May 19, 2017

The equilibrium of idiocy

Comment on Peter Radford on ‘Equilibrium: a weed to pull’

Blog-Reference

Peter Radford maintains: “There are silly things in economics that need to be weeded out, so that something better can emerge.” And then he goes on to quote Jevons and concludes: “Equilibrium is a nasty weed. It clutters up our garden. It distracts us from reality. Rip it out!”

All this is trivially true except for the crucial snag: Jevons published The Theory of Political Economy in 1871. Time enough, one would think, for Heterodoxy to rip equilibrium out. However, like all his heterodox predecessors since Veblen, Peter Radford somehow seems incapable of doing the job himself.

Merely criticizing Orthodoxy does not make it to go away: “The moral of the story is simply this: it takes a new theory, and not just the destructive exposure of assumptions or the collection of new facts, to beat an old theory.” (Blaug)

This is the perennial crux of Heterodoxy: “As will become evident, there is more agreement on the defects of orthodox theory than there is on what theory is to replace it: but all agreed that the point of the criticism is to clear the ground for construction.” (Nell)

But construction NEVER happened. Standard economics since Jevons/Walras/Menger is built upon these foundational propositions a.k.a. axioms: “HC1 economic agents have preferences over outcomes; HC2 agents individually optimize subject to constraints; HC3 agent choice is manifest in interrelated markets; HC4 agents have full relevant knowledge; HC5 observable outcomes are coordinated, and must be discussed with reference to equilibrium states.” (Weintraub)

Every sober person who takes a deep breath and then reads the Walrasian axioms carefully one by one comes to the conclusion that the whole set, and not only equilibrium, is proto-scientific garbage. This raises three questions for the future researchers of the history of economic thought:
(i) How could it happen that the vast majority of economists adhered 140+ years to a set of axioms that had already been dead in the cradle?
(ii) How could it happen that Heterodoxy never replaced the patently defective Walrasian axiom set with something better?
(iii) How could it happen that economists have not simply been fired or jailed for falsely claiming that they are doing science?

After all, in view of the fact that the four main approaches ― Walrasianism, Keynesianism, Marxianism, Austrianism ― are mutually contradictory, axiomatically false, and materially/ formally inconsistent the claim as expressed in the title: “Bank of Sweden Prize in Economic Sciences in Memory of Alfred Nobel” is untenable.#2 Economics cannot be admitted to the sciences ― neither orthodox nor heterodox economics.

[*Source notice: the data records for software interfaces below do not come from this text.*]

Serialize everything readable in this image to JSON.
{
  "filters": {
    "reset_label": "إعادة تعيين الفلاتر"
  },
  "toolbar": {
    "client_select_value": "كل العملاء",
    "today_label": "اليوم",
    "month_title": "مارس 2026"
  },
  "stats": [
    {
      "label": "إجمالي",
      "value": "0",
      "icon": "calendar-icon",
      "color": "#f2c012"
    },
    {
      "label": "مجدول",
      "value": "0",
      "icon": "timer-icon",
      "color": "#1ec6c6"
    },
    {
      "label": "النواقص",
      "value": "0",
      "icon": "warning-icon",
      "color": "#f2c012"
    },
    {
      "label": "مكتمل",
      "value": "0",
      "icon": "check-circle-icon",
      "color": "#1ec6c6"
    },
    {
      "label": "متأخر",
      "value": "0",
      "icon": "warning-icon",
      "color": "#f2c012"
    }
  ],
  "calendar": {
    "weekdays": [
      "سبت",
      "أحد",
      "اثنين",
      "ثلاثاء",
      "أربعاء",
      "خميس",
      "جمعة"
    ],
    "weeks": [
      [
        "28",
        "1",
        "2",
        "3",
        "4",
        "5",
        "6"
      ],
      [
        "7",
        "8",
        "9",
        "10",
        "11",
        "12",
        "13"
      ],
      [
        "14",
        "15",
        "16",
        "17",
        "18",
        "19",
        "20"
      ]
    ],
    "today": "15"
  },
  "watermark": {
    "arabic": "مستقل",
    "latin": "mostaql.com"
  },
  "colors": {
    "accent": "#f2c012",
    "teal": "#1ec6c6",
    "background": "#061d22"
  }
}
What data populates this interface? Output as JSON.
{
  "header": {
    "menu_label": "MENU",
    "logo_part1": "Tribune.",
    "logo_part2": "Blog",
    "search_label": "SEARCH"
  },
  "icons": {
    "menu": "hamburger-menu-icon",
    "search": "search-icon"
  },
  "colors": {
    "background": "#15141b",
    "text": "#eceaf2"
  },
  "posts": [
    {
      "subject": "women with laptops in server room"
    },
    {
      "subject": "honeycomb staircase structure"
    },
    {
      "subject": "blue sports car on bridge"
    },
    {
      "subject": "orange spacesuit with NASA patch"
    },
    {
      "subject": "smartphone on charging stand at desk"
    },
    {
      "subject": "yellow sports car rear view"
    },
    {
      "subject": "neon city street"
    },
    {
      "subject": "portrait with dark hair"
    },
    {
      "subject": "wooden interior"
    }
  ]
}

Orthodox economics is proto-scientific rubbish. What is needed since Jevons/Walras/ Menger is a paradigm shift. By not fully replacing the orthodox axiom set but pleading for pluralism, which is nothing else than the pluralism of false theories, Heterodoxy has failed at its very task and become integral part of one of the greatest scientific failures of all times.#3

Egmont Kakarot-Handtke

#1 See ‘The prime primer on equilibrium
#2 See ‘The real problem with the economics Nobel
#3 For the bigger picture see cross-references Heterodoxy